* Your assignment:
Across the entries below, the lines containing "jours" should be counted and only their number returned.

[Web page and app entries]
%%

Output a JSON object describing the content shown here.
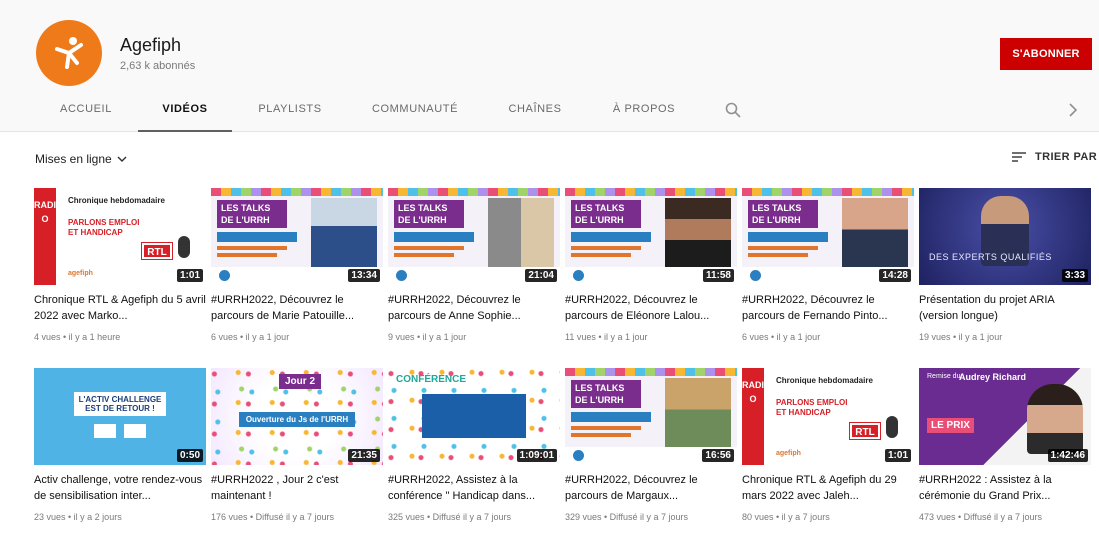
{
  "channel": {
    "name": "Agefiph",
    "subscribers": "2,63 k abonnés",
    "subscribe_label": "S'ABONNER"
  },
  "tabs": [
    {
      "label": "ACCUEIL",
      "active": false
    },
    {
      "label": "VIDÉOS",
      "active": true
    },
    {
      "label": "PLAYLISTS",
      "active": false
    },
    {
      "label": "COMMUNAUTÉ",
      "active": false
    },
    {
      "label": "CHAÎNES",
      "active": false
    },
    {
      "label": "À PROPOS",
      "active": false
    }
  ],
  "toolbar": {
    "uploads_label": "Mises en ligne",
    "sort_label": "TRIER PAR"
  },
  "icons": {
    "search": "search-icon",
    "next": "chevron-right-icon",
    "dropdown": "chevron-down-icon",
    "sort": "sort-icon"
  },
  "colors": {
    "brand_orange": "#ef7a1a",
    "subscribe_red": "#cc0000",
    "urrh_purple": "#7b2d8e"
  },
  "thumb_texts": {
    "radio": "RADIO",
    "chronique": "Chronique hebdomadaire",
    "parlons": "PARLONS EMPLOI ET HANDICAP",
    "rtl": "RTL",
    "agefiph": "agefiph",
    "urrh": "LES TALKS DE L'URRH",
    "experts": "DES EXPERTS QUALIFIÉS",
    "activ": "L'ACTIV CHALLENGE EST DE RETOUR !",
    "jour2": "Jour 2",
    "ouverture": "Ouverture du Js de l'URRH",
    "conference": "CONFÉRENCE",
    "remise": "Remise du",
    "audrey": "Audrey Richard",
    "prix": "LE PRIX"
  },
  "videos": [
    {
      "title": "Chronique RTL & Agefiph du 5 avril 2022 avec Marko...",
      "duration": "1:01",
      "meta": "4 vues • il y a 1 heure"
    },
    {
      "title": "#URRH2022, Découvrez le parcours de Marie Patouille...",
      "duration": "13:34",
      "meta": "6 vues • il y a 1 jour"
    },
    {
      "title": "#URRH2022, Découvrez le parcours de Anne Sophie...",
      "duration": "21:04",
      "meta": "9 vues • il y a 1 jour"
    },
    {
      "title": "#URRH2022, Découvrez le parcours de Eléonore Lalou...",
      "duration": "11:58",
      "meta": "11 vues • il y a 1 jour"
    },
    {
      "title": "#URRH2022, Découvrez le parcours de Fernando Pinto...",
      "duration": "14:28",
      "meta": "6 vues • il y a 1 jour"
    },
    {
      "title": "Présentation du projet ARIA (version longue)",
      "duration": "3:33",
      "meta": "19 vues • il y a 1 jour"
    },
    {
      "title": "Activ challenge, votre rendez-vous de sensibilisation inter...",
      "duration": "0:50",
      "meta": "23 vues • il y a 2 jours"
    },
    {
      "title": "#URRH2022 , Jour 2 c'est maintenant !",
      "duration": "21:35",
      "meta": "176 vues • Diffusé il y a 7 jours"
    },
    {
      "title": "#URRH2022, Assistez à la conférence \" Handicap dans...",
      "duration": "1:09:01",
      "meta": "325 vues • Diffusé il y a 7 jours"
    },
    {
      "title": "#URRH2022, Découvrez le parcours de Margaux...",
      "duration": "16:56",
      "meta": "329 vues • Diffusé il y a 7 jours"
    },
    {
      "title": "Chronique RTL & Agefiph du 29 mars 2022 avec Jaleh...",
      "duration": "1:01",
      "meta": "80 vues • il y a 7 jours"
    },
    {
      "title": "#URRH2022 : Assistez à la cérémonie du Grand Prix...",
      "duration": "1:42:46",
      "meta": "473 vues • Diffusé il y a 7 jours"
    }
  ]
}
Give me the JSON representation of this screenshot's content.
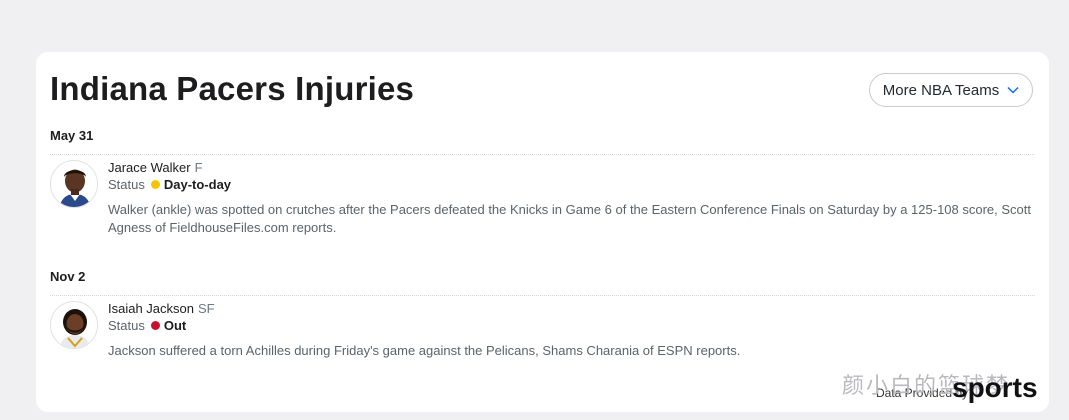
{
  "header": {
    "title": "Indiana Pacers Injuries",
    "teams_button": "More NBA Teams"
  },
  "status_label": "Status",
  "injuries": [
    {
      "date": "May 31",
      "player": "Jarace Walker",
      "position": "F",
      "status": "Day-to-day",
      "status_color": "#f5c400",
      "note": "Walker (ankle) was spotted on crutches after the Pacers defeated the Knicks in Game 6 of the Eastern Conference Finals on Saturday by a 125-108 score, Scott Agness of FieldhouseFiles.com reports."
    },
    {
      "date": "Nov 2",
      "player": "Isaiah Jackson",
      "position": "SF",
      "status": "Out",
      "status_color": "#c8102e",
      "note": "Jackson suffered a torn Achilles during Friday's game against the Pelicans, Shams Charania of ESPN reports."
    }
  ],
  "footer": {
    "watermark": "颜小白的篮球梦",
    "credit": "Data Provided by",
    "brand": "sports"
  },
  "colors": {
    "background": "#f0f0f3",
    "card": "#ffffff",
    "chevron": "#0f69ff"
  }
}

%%

* Exercise solution:
6